**Aim of the task**. Your reply should reproduce all the data below exactly while excluding the pictures.

++++ Records shown

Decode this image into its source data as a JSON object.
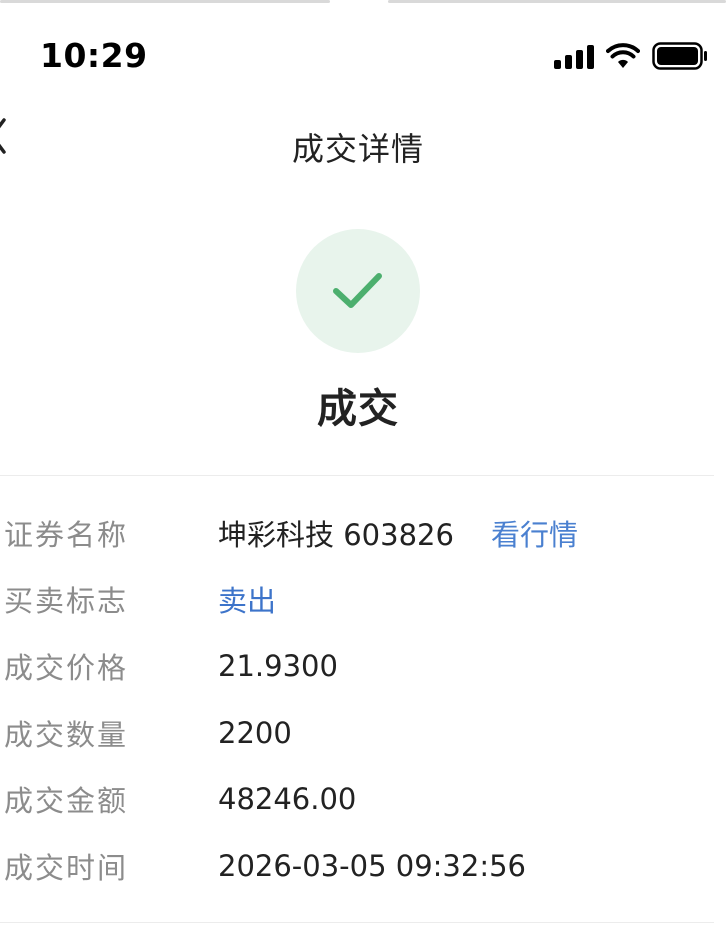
{
  "status_bar": {
    "time": "10:29",
    "icons": [
      "signal-icon",
      "wifi-icon",
      "battery-icon"
    ]
  },
  "nav": {
    "back_icon": "chevron-left-icon",
    "title": "成交详情"
  },
  "result": {
    "icon": "checkmark-icon",
    "title": "成交",
    "accent_color": "#4caf6e",
    "circle_color": "#e8f4ec"
  },
  "details": {
    "security_name": {
      "label": "证券名称",
      "value": "坤彩科技 603826",
      "link": "看行情"
    },
    "direction": {
      "label": "买卖标志",
      "value": "卖出"
    },
    "price": {
      "label": "成交价格",
      "value": "21.9300"
    },
    "quantity": {
      "label": "成交数量",
      "value": "2200"
    },
    "amount": {
      "label": "成交金额",
      "value": "48246.00"
    },
    "time": {
      "label": "成交时间",
      "value": "2026-03-05 09:32:56"
    }
  },
  "colors": {
    "label": "#8c8c8c",
    "value": "#222222",
    "link": "#4a80d0",
    "sell": "#3d74ca"
  }
}
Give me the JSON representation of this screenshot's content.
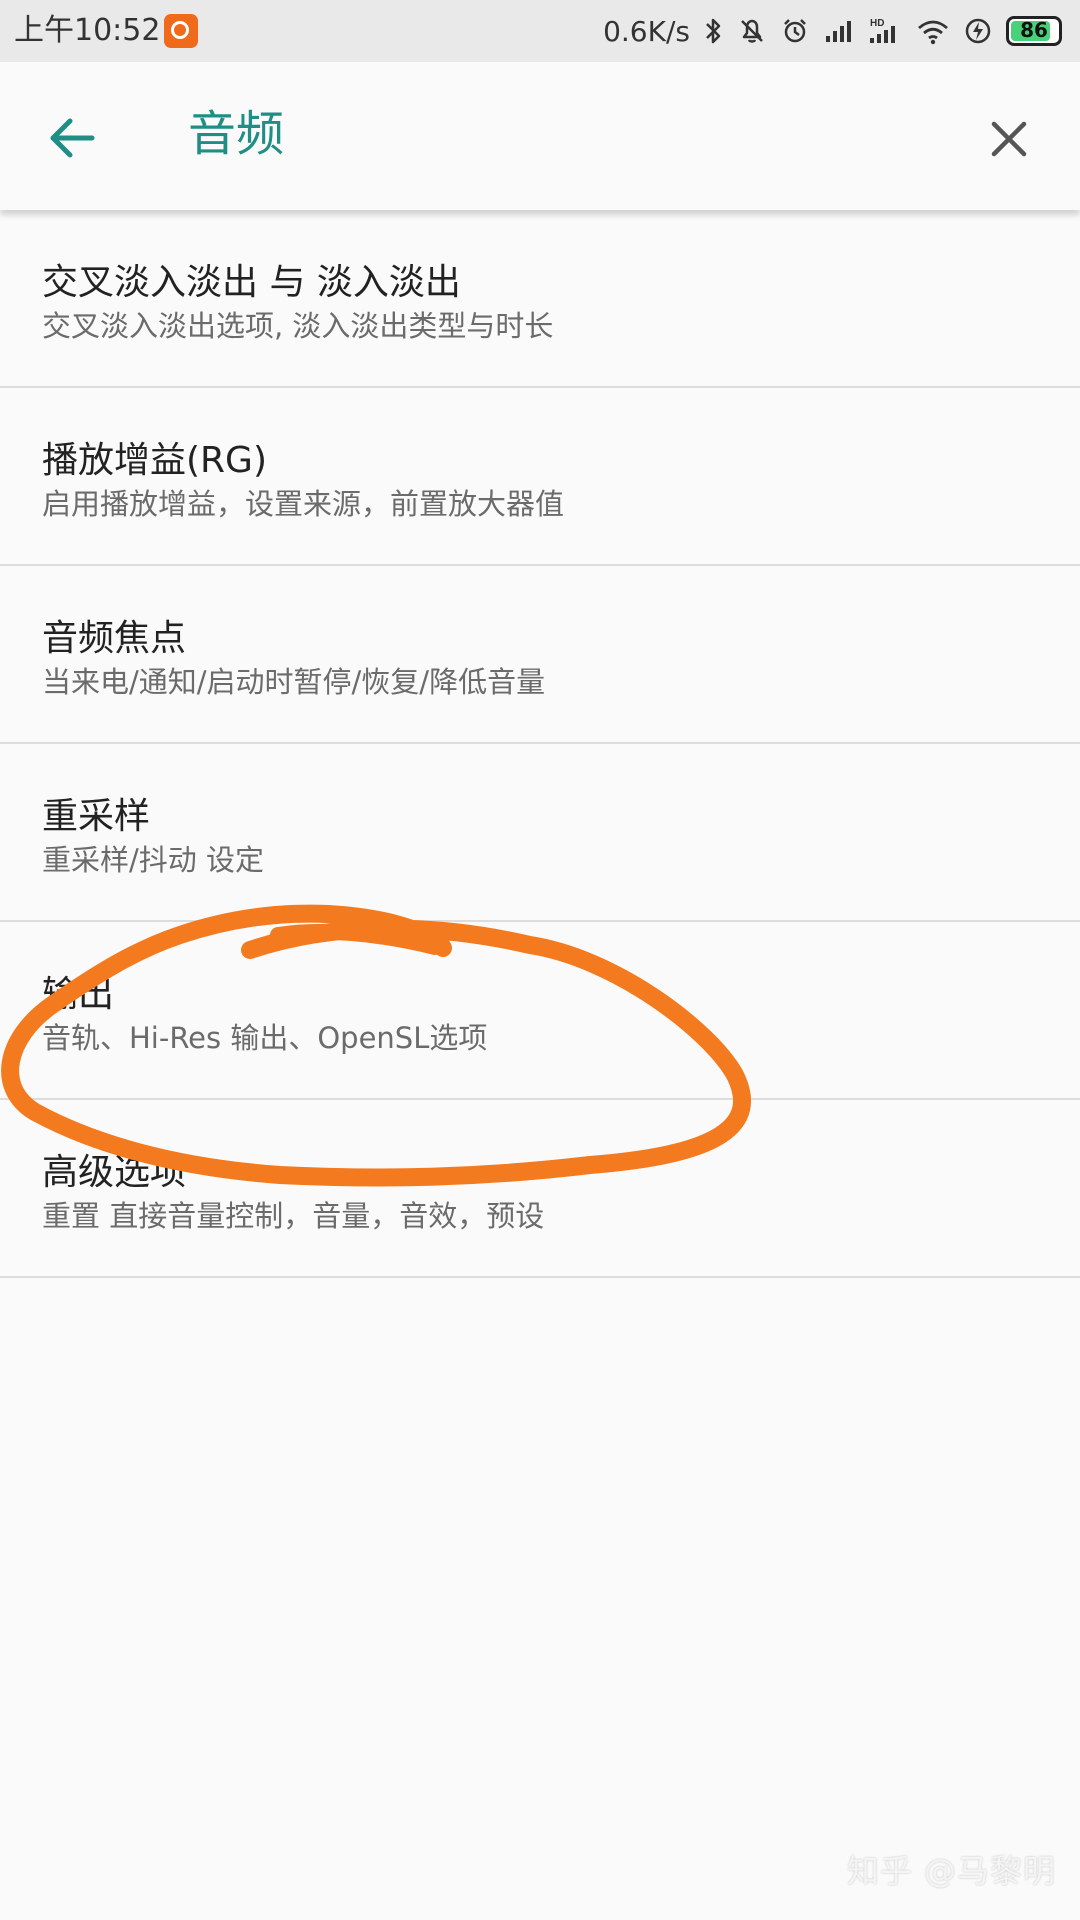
{
  "status_bar": {
    "time": "上午10:52",
    "app_icon": "mi-app-icon",
    "net_speed": "0.6K/s",
    "icons": [
      "bluetooth-icon",
      "bell-muted-icon",
      "alarm-icon",
      "signal-icon",
      "hd-signal-icon",
      "wifi-icon",
      "charging-icon",
      "battery-icon"
    ],
    "battery": "86",
    "battery_level_percent": 86
  },
  "app_bar": {
    "title": "音频",
    "back_icon": "arrow-left-icon",
    "close_icon": "close-icon",
    "accent_color": "#1f8f86"
  },
  "settings": {
    "items": [
      {
        "title": "交叉淡入淡出 与 淡入淡出",
        "subtitle": "交叉淡入淡出选项, 淡入淡出类型与时长"
      },
      {
        "title": "播放增益(RG)",
        "subtitle": "启用播放增益，设置来源，前置放大器值"
      },
      {
        "title": "音频焦点",
        "subtitle": "当来电/通知/启动时暂停/恢复/降低音量"
      },
      {
        "title": "重采样",
        "subtitle": "重采样/抖动 设定"
      },
      {
        "title": "输出",
        "subtitle": "音轨、Hi-Res 输出、OpenSL选项"
      },
      {
        "title": "高级选项",
        "subtitle": "重置 直接音量控制，音量，音效，预设"
      }
    ]
  },
  "annotation": {
    "color": "#f47a1f"
  },
  "watermark": "知乎 @马黎明"
}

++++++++

**Written solution**.
Decode this image into its source data as a JSON object.
{
  "status_bar": {
    "time": "10:29",
    "icons": [
      "signal-icon",
      "wifi-icon",
      "battery-icon"
    ]
  },
  "nav": {
    "back_icon": "chevron-left-icon",
    "title": "成交详情"
  },
  "result": {
    "icon": "checkmark-icon",
    "title": "成交",
    "accent_color": "#4caf6e",
    "circle_color": "#e8f4ec"
  },
  "details": {
    "security_name": {
      "label": "证券名称",
      "value": "坤彩科技 603826",
      "link": "看行情"
    },
    "direction": {
      "label": "买卖标志",
      "value": "卖出"
    },
    "price": {
      "label": "成交价格",
      "value": "21.9300"
    },
    "quantity": {
      "label": "成交数量",
      "value": "2200"
    },
    "amount": {
      "label": "成交金额",
      "value": "48246.00"
    },
    "time": {
      "label": "成交时间",
      "value": "2026-03-05 09:32:56"
    }
  },
  "colors": {
    "label": "#8c8c8c",
    "value": "#222222",
    "link": "#4a80d0",
    "sell": "#3d74ca"
  }
}
Give me the JSON representation of this screenshot's content.
{
  "status_bar": {
    "time": "上午10:52",
    "app_icon": "mi-app-icon",
    "net_speed": "0.6K/s",
    "icons": [
      "bluetooth-icon",
      "bell-muted-icon",
      "alarm-icon",
      "signal-icon",
      "hd-signal-icon",
      "wifi-icon",
      "charging-icon",
      "battery-icon"
    ],
    "battery": "86",
    "battery_level_percent": 86
  },
  "app_bar": {
    "title": "音频",
    "back_icon": "arrow-left-icon",
    "close_icon": "close-icon",
    "accent_color": "#1f8f86"
  },
  "settings": {
    "items": [
      {
        "title": "交叉淡入淡出 与 淡入淡出",
        "subtitle": "交叉淡入淡出选项, 淡入淡出类型与时长"
      },
      {
        "title": "播放增益(RG)",
        "subtitle": "启用播放增益，设置来源，前置放大器值"
      },
      {
        "title": "音频焦点",
        "subtitle": "当来电/通知/启动时暂停/恢复/降低音量"
      },
      {
        "title": "重采样",
        "subtitle": "重采样/抖动 设定"
      },
      {
        "title": "输出",
        "subtitle": "音轨、Hi-Res 输出、OpenSL选项"
      },
      {
        "title": "高级选项",
        "subtitle": "重置 直接音量控制，音量，音效，预设"
      }
    ]
  },
  "annotation": {
    "color": "#f47a1f"
  },
  "watermark": "知乎 @马黎明"
}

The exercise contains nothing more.